[Information]
※ ※ ※
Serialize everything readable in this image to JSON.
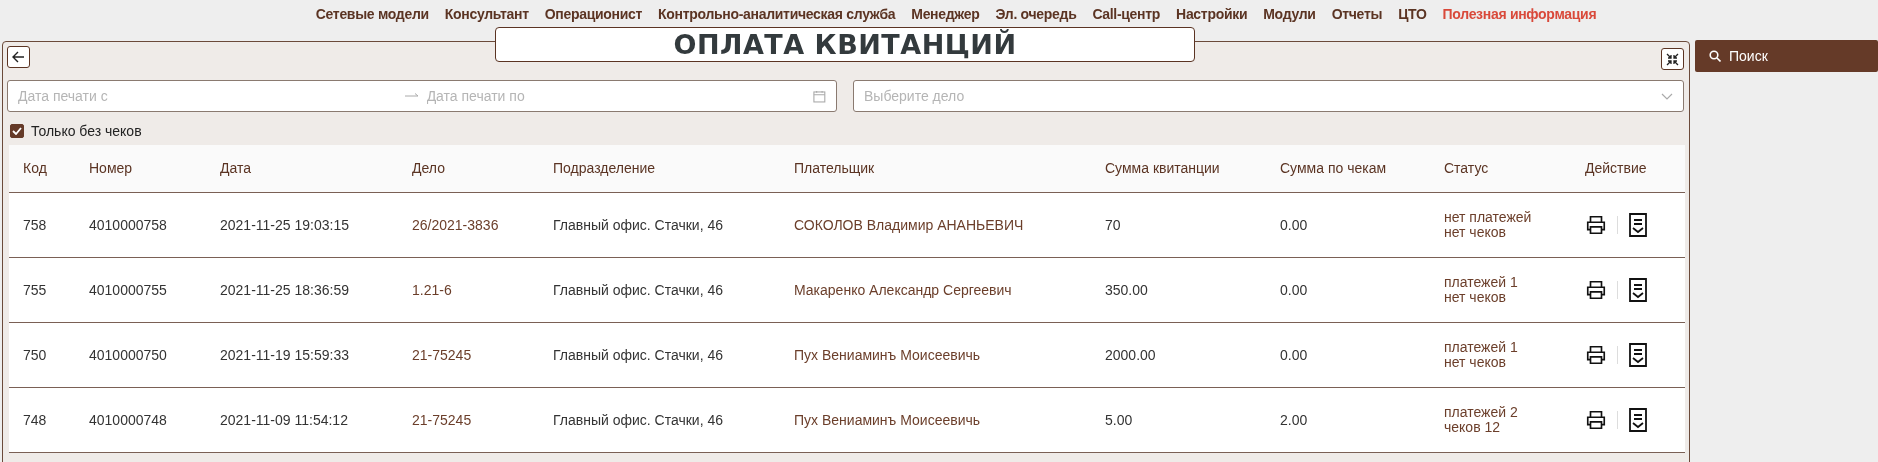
{
  "nav": [
    {
      "label": "Сетевые модели",
      "selected": false
    },
    {
      "label": "Консультант",
      "selected": false
    },
    {
      "label": "Операционист",
      "selected": false
    },
    {
      "label": "Контрольно-аналитическая служба",
      "selected": false
    },
    {
      "label": "Менеджер",
      "selected": false
    },
    {
      "label": "Эл. очередь",
      "selected": false
    },
    {
      "label": "Call-центр",
      "selected": false
    },
    {
      "label": "Настройки",
      "selected": false
    },
    {
      "label": "Модули",
      "selected": false
    },
    {
      "label": "Отчеты",
      "selected": false
    },
    {
      "label": "ЦТО",
      "selected": false
    },
    {
      "label": "Полезная информация",
      "selected": true
    }
  ],
  "page_title": "ОПЛАТА КВИТАНЦИЙ",
  "filters": {
    "date_from": {
      "placeholder": "Дата печати с"
    },
    "date_to": {
      "placeholder": "Дата печати по"
    },
    "case_select": {
      "placeholder": "Выберите дело"
    },
    "only_without_checks": {
      "label": "Только без чеков",
      "checked": true
    }
  },
  "search_button": "Поиск",
  "table": {
    "columns": [
      {
        "label": "Код",
        "kind": "text"
      },
      {
        "label": "Номер",
        "kind": "text"
      },
      {
        "label": "Дата",
        "kind": "text"
      },
      {
        "label": "Дело",
        "kind": "link"
      },
      {
        "label": "Подразделение",
        "kind": "text"
      },
      {
        "label": "Плательщик",
        "kind": "link"
      },
      {
        "label": "Сумма квитанции",
        "kind": "text"
      },
      {
        "label": "Сумма по чекам",
        "kind": "text"
      },
      {
        "label": "Статус",
        "kind": "status"
      },
      {
        "label": "Действие",
        "kind": "actions"
      }
    ],
    "rows": [
      {
        "cells": [
          "758",
          "4010000758",
          "2021-11-25 19:03:15",
          "26/2021-3836",
          "Главный офис. Стачки, 46",
          "СОКОЛОВ Владимир АНАНЬЕВИЧ",
          "70",
          "0.00",
          "нет платежей\nнет чеков"
        ]
      },
      {
        "cells": [
          "755",
          "4010000755",
          "2021-11-25 18:36:59",
          "1.21-6",
          "Главный офис. Стачки, 46",
          "Макаренко Александр Сергеевич",
          "350.00",
          "0.00",
          "платежей 1\nнет чеков"
        ]
      },
      {
        "cells": [
          "750",
          "4010000750",
          "2021-11-19 15:59:33",
          "21-75245",
          "Главный офис. Стачки, 46",
          "Пух Вениаминъ Моисеевичь",
          "2000.00",
          "0.00",
          "платежей 1\nнет чеков"
        ]
      },
      {
        "cells": [
          "748",
          "4010000748",
          "2021-11-09 11:54:12",
          "21-75245",
          "Главный офис. Стачки, 46",
          "Пух Вениаминъ Моисеевичь",
          "5.00",
          "2.00",
          "платежей 2\nчеков 12"
        ]
      }
    ]
  }
}
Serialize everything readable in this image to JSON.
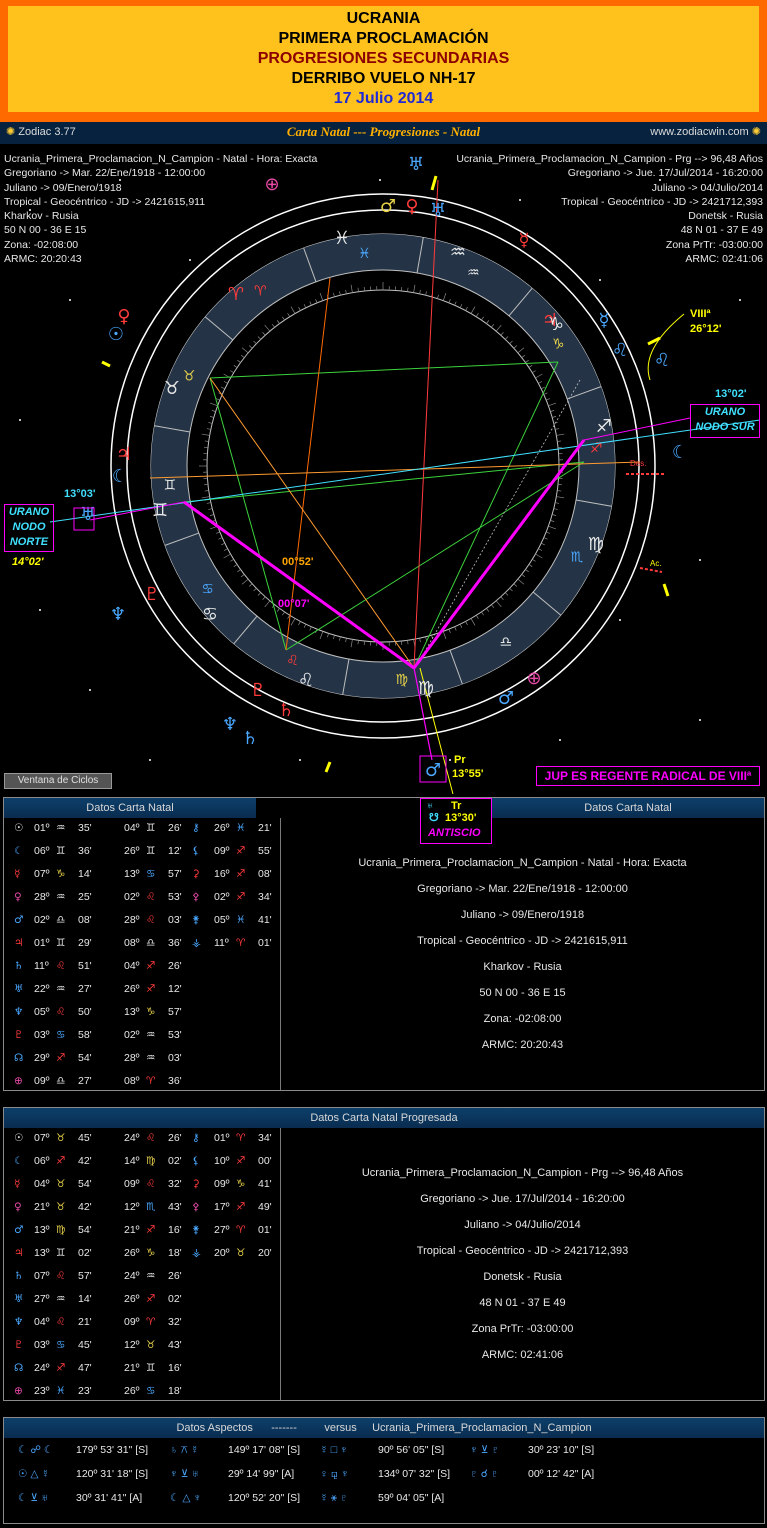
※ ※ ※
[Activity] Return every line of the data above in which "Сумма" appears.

[Exercise output]
        "label": "Сумма квитанции",
        "label": "Сумма по чекам",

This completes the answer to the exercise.